That is assuming that, as we've speculated that Hulk can use the gauntlet so someone doesn't reform into a car that happens to be parked where they vanished, he didn't do something about that.
Also that there's a reason the Eye of Agamotto and the Time Stone is kept under heavy guard; from Doctor Strange's movie, it can only go back a few hours before it starts glitching, hence the Time Stands Still effect in the climax of that one. Combined with how longer-term time travel creates alternate universes, and it becomes a non-issue; certainly enough to raise an eyebrow, but Tony is still the person who says that and then immediately makes sure that time travel is possible.
Nat says that 50% of ALL life was killed. So imagine playing with your dog and it suddenly vanishes.
Also, imagine what the snap looked like to pets themselves. A dog could have just been playing with its owner, who is just suddenly GONE and they will have no understanding of why.
This is effectively the fourth time that Rhodey has been trapped in a small confined space and rendered helpless. The first and second times were in Iron Man 2 and 3, when the villains either took control of his suit, or locked him inside it. Then it happens in Civil War, where he falls out of the sky in "dead stick." Finally, in this morning he's trapped underground in the wreckage of Avengers HQ after Thanos bombs it with the rising water threatening to drown him. It's a miracle that the poor man hasn't developed claustrophobia at this rate.
Many people think Thor's behavior in the first half of this movie is just the result of the events in Infinity War. What they forget is that Thor: Ragnarok and Infinity War took place within days of each other. Meaning Thor was still fresh from losing his father, his hammer, his eye and his home. Following that, half of the Asgardian survivors are slaughtered by Thanos and his cronies, him losing Loki and then failing to kill Thanos when he should have and the snap occurring, resulting in half of all life in the universe getting wiped out.
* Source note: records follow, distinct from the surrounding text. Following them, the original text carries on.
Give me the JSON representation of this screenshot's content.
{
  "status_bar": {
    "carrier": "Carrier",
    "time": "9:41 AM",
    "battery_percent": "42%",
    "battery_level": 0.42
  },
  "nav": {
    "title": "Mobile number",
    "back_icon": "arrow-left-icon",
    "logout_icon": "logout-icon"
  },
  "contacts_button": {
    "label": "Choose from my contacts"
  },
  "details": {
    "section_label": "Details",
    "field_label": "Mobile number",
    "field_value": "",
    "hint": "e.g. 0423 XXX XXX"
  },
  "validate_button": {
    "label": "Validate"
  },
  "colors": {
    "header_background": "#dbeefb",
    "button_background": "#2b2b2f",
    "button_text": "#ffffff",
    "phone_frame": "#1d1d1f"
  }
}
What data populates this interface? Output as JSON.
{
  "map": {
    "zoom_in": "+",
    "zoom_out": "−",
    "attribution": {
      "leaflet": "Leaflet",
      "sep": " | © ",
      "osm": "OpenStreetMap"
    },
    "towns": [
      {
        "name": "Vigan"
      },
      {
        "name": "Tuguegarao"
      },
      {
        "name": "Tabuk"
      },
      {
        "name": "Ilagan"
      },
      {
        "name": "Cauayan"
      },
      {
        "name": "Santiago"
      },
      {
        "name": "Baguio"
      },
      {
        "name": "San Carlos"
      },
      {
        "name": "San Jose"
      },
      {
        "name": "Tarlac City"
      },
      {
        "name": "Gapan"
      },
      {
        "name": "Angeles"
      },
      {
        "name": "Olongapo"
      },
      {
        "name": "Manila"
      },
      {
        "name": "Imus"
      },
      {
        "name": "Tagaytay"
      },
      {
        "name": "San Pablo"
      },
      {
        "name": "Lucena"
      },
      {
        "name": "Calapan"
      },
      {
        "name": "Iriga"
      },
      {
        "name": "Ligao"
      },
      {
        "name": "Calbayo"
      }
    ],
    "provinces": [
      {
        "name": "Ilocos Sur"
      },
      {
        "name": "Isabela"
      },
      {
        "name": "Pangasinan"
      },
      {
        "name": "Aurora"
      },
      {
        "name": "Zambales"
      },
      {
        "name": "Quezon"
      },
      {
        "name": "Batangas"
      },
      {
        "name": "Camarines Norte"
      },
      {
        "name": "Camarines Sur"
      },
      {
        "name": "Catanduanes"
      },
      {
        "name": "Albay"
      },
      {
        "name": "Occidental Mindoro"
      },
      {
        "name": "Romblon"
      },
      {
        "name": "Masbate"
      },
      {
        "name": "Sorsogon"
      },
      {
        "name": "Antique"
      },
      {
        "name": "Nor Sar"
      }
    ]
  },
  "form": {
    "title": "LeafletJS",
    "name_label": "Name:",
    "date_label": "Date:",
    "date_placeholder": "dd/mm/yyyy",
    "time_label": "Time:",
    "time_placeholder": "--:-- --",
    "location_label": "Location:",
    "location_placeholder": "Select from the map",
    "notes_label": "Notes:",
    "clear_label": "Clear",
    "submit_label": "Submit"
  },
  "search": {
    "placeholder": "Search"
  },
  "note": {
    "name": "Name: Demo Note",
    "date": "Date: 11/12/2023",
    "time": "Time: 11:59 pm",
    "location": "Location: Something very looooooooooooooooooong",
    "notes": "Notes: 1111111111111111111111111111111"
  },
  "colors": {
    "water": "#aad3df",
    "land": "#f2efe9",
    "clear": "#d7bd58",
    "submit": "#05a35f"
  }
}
His life went from bad to worse in a matter of days, and it added to the toll of his guilt in addition to not killing Thanos when he had the chance to.